> **Task requirements**
Retrieve all lines below that have the string "rest".
■ ■ ■ ■ ■
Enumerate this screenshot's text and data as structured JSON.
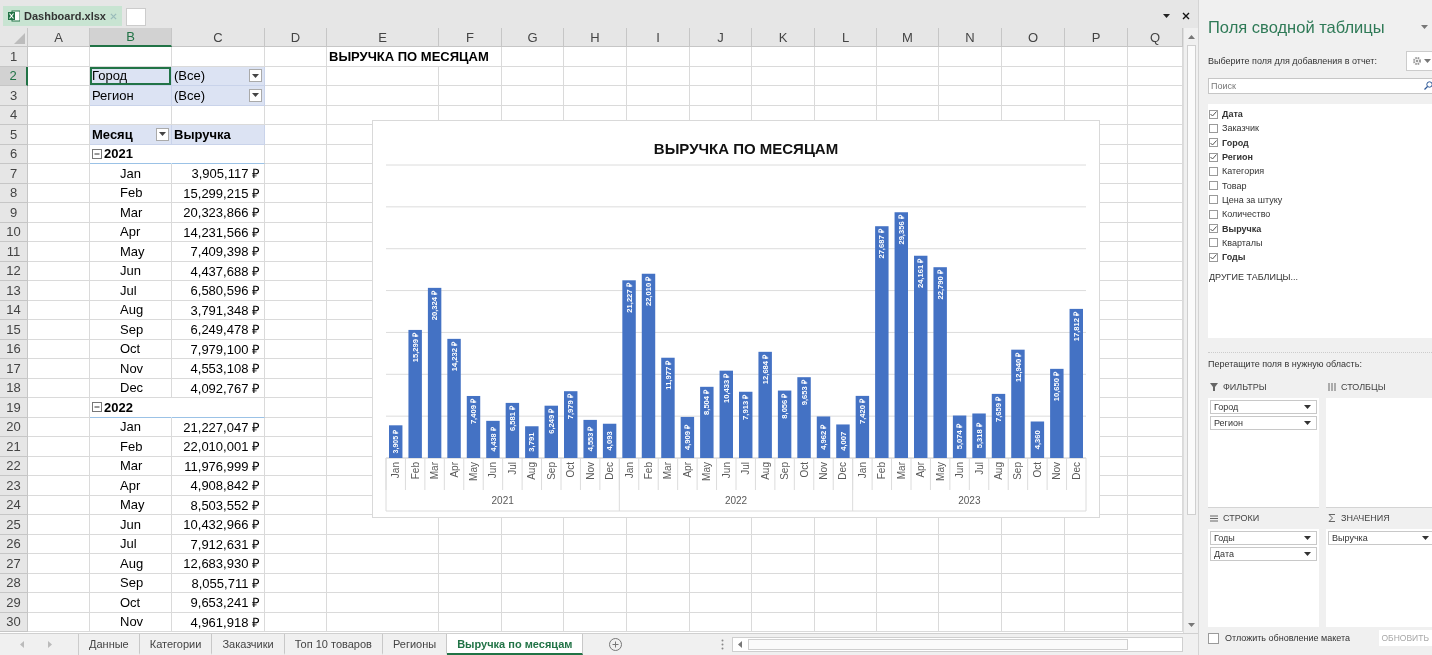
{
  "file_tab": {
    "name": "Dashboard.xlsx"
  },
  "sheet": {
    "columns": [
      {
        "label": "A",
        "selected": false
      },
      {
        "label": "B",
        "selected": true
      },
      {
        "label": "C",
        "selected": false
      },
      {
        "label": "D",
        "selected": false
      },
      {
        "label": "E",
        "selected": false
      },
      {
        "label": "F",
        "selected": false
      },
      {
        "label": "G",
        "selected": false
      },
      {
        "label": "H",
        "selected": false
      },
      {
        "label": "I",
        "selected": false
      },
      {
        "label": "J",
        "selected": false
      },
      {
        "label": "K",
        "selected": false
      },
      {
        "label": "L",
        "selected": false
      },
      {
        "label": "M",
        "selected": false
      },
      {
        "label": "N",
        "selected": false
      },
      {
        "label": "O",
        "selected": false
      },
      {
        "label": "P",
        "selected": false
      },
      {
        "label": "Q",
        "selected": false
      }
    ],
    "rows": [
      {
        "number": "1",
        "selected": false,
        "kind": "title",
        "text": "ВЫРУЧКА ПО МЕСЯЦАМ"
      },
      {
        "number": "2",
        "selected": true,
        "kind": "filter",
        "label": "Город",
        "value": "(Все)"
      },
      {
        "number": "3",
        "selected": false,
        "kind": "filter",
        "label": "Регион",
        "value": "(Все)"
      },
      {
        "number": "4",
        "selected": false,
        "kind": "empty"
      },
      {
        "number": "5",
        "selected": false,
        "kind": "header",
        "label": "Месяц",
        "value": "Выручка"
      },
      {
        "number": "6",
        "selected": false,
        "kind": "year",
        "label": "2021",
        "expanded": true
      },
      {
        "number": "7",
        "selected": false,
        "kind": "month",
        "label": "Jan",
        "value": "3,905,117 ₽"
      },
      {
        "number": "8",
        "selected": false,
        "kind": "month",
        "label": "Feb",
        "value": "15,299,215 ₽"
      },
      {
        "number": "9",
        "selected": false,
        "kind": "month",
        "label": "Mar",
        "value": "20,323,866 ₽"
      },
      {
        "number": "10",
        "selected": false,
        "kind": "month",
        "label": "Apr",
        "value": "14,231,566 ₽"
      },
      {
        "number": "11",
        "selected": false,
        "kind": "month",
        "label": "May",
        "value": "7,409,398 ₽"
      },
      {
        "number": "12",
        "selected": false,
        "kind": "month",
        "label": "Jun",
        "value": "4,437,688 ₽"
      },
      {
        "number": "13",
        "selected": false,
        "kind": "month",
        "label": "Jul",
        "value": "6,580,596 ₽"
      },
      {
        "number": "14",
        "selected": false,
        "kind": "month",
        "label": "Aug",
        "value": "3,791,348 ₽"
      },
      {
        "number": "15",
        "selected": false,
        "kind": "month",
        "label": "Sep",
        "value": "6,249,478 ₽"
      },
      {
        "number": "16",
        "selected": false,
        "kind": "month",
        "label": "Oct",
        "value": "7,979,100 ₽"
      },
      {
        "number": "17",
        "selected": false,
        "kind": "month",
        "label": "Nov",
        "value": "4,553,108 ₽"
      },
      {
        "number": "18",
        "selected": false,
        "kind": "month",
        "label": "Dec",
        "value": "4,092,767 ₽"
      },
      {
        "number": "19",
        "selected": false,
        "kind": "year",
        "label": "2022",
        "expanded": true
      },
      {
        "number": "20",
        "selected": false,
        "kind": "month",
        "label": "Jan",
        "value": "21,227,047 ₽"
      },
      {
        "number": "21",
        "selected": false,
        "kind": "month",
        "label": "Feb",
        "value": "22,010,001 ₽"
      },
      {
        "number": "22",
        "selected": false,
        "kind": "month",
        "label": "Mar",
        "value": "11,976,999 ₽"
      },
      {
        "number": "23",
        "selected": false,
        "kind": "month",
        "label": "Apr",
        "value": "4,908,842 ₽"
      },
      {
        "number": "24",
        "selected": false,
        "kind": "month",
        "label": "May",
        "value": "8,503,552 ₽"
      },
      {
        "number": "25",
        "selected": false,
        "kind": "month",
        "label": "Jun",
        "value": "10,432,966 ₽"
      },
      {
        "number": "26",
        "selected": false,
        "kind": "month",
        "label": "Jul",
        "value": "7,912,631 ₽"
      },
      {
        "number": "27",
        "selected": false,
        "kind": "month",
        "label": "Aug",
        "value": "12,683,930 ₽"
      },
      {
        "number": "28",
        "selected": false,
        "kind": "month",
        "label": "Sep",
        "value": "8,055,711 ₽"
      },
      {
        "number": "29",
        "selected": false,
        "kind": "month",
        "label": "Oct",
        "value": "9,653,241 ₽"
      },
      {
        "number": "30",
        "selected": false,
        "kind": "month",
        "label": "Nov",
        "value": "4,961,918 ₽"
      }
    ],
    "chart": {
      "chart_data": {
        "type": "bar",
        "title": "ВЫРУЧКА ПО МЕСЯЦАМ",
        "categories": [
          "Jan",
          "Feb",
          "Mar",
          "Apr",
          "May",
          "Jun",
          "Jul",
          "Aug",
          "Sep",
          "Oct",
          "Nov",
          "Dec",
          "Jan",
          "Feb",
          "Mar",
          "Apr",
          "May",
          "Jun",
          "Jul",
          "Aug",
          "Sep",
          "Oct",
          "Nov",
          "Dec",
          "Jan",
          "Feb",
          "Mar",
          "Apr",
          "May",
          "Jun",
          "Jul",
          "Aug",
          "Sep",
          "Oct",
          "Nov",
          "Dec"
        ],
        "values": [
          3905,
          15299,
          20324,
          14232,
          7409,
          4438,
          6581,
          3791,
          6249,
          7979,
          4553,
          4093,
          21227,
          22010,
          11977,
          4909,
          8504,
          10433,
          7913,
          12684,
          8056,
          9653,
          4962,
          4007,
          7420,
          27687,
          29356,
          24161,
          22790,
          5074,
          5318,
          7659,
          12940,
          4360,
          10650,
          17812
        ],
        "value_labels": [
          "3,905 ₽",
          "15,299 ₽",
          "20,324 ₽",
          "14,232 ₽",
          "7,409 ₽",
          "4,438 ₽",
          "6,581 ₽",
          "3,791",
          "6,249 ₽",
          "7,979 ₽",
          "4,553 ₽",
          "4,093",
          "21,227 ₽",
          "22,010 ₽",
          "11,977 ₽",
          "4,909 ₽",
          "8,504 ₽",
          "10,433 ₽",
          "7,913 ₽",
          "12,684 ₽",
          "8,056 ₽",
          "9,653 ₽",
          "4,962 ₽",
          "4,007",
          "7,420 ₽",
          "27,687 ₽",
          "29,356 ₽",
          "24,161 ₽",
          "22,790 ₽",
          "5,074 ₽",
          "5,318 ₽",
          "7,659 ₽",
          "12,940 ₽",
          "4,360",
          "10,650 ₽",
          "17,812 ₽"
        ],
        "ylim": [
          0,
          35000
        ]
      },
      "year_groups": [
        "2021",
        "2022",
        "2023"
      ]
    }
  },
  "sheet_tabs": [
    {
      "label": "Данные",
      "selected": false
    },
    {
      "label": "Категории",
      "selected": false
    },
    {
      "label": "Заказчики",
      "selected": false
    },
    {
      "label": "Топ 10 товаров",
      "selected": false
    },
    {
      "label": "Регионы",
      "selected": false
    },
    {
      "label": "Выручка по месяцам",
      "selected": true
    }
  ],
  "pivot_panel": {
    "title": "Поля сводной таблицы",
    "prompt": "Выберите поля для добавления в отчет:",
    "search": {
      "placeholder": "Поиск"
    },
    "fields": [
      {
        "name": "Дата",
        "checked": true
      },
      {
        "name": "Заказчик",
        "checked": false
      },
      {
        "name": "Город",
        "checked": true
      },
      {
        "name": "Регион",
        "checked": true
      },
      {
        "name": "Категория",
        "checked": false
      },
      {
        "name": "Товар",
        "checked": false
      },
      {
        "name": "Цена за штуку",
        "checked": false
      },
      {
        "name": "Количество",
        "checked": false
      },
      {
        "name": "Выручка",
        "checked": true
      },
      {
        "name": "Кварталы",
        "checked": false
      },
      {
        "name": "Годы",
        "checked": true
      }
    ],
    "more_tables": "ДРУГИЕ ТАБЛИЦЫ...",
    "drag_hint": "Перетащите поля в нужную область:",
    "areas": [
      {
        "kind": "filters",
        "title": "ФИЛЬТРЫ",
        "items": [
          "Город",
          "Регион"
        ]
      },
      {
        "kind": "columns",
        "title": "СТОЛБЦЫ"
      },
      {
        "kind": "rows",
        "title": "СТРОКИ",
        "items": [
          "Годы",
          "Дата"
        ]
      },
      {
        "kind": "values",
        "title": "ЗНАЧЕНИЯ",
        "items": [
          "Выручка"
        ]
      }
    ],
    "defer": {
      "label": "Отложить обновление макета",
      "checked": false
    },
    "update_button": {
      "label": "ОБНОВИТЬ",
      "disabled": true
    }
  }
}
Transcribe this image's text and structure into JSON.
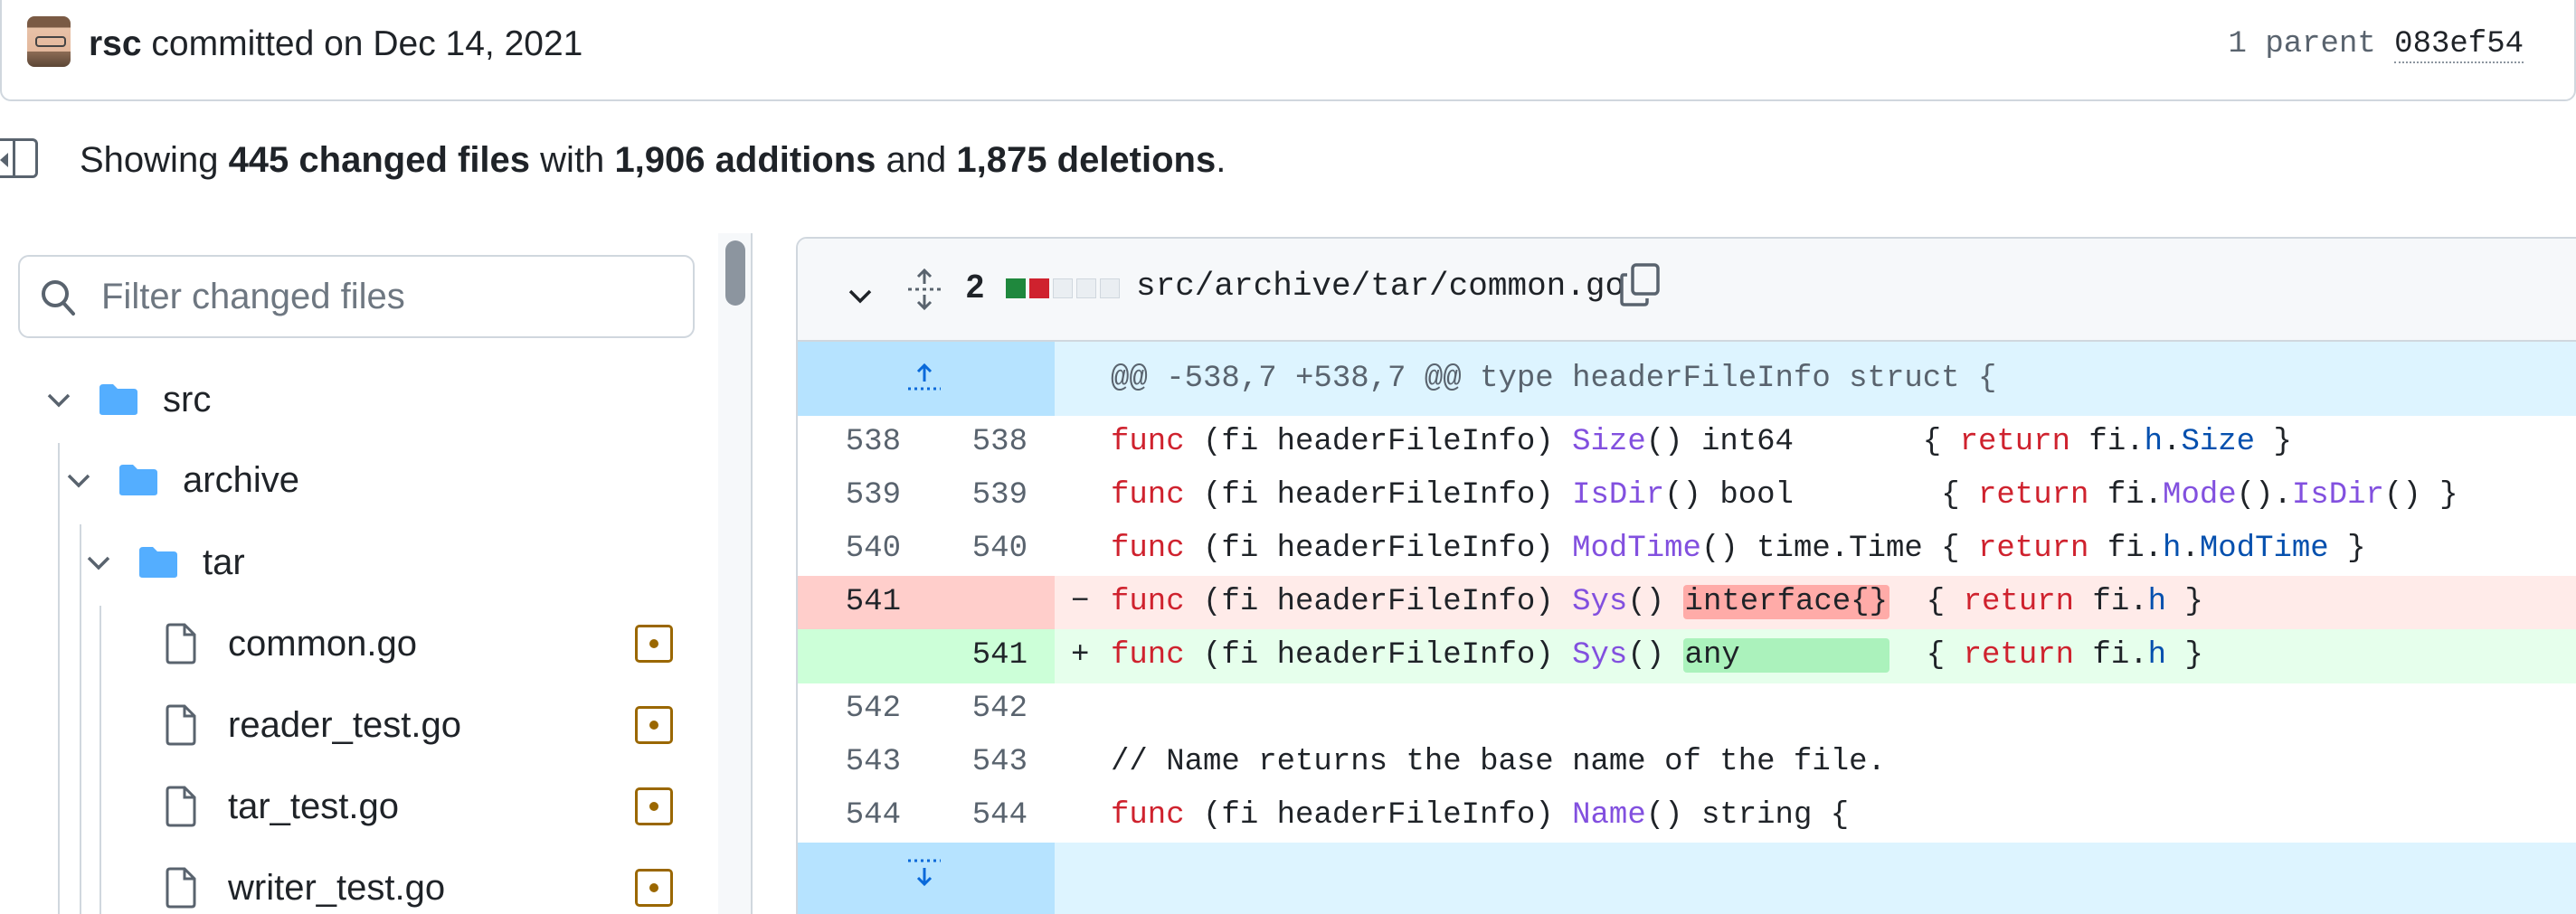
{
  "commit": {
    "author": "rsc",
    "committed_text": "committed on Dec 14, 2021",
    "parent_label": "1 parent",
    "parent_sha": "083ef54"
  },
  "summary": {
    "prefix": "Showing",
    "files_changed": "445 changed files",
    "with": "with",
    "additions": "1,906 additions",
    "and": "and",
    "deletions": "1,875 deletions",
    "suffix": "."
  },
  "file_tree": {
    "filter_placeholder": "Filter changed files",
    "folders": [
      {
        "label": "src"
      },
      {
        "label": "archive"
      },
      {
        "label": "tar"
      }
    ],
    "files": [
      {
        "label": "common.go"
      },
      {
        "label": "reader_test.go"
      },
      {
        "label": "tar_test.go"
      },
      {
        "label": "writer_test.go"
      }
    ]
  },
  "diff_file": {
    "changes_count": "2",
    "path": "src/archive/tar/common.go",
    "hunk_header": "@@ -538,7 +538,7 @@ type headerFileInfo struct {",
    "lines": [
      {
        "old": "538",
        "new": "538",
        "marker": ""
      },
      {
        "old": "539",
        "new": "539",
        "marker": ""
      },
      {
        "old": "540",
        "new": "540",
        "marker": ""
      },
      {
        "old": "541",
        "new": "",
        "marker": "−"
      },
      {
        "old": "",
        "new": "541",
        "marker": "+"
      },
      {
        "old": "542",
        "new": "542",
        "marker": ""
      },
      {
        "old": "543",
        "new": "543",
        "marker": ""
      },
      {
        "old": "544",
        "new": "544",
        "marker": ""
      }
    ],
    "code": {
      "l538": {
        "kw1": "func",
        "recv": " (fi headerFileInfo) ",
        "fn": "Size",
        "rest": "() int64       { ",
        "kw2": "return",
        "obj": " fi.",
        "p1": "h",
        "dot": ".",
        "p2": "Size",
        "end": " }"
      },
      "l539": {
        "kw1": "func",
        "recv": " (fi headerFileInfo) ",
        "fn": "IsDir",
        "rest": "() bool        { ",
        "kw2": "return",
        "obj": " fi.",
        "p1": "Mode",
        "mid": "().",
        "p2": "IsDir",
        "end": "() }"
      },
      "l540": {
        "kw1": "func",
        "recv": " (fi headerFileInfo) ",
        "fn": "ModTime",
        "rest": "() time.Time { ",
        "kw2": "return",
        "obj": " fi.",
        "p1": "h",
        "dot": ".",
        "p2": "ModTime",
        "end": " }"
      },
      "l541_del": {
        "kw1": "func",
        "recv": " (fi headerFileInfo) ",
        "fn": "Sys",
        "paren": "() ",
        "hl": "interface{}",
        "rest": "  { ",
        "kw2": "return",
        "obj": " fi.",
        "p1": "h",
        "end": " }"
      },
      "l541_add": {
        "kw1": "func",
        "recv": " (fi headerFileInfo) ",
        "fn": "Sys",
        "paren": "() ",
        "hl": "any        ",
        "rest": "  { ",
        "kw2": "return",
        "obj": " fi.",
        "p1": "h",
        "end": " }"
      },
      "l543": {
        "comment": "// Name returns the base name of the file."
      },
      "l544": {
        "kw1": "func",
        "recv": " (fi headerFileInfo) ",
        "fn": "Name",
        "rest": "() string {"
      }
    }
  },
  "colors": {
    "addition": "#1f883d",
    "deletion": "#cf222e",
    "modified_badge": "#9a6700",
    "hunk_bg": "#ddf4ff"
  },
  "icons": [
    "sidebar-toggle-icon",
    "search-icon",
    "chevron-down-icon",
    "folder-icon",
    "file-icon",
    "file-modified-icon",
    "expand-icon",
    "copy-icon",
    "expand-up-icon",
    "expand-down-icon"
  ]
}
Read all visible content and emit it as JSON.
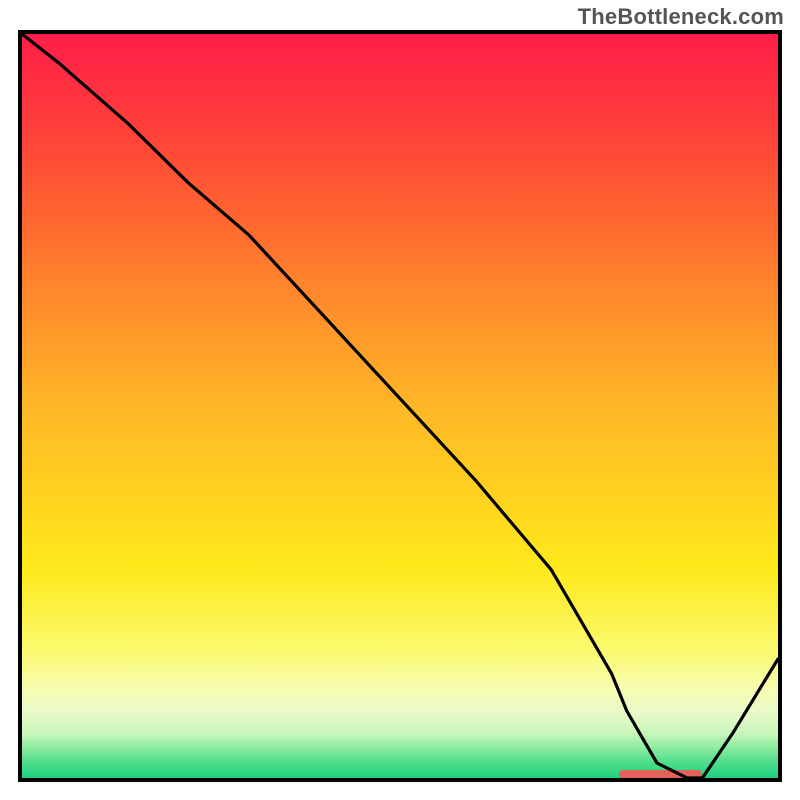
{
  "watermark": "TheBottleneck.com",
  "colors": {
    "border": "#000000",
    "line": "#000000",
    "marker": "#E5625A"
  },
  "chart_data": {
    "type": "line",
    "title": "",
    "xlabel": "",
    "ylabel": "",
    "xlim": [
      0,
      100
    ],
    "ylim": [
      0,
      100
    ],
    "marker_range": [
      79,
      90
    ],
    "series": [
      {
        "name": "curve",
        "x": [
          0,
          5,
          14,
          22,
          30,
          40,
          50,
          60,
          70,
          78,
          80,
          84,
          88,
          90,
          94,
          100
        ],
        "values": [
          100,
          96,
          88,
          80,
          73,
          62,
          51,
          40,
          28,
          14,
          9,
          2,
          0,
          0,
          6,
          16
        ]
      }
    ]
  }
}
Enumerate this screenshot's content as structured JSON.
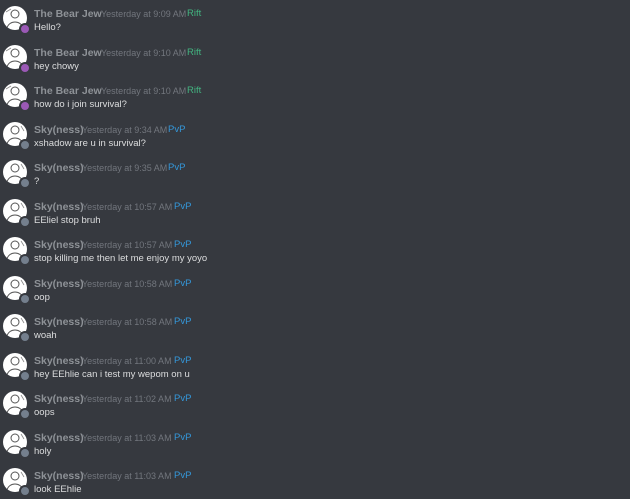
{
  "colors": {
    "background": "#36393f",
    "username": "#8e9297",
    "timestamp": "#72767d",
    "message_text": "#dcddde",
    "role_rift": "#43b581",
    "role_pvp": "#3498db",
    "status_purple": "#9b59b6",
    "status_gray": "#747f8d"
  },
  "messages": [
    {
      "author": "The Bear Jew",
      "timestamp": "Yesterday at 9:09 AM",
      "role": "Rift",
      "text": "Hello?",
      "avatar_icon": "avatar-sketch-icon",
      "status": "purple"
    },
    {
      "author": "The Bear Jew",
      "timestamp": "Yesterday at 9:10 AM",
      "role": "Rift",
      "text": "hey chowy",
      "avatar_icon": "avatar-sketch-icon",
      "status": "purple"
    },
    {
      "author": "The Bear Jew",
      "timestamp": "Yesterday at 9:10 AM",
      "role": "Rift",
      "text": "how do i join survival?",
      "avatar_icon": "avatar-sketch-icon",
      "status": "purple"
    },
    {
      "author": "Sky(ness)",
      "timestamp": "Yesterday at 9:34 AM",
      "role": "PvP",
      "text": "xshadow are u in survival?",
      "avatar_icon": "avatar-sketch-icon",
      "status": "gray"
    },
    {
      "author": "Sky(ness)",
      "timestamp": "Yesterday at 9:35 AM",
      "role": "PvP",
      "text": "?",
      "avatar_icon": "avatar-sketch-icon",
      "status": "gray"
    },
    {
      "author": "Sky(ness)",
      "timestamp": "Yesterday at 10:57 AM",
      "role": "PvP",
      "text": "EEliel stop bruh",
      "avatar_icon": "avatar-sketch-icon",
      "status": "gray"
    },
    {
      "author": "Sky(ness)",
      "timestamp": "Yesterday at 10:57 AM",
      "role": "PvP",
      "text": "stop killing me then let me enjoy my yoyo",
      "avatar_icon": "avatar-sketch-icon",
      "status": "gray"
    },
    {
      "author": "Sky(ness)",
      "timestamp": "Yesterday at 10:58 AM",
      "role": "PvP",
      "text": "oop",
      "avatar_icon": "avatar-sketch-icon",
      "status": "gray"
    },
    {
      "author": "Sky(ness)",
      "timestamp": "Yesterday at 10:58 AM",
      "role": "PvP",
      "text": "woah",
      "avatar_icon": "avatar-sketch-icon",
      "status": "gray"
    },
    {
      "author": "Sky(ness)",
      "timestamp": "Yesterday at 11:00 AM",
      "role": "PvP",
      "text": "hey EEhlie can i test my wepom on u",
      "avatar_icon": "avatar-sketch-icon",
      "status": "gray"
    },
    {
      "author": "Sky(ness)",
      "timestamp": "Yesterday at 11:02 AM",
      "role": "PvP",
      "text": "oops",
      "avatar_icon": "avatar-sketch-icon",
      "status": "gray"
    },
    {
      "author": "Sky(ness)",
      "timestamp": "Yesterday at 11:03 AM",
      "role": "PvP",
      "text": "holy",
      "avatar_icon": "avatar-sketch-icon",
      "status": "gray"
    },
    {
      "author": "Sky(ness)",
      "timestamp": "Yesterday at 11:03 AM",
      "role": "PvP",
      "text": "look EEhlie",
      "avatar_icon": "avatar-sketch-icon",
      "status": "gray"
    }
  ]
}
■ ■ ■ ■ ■
> **Exercise result**
        "rest": "() int64       { ",
        "rest": "() bool        { ",
        "rest": "() time.Time { ",
        "rest": "  { ",
        "rest": "  { ",
        "rest": "() string {"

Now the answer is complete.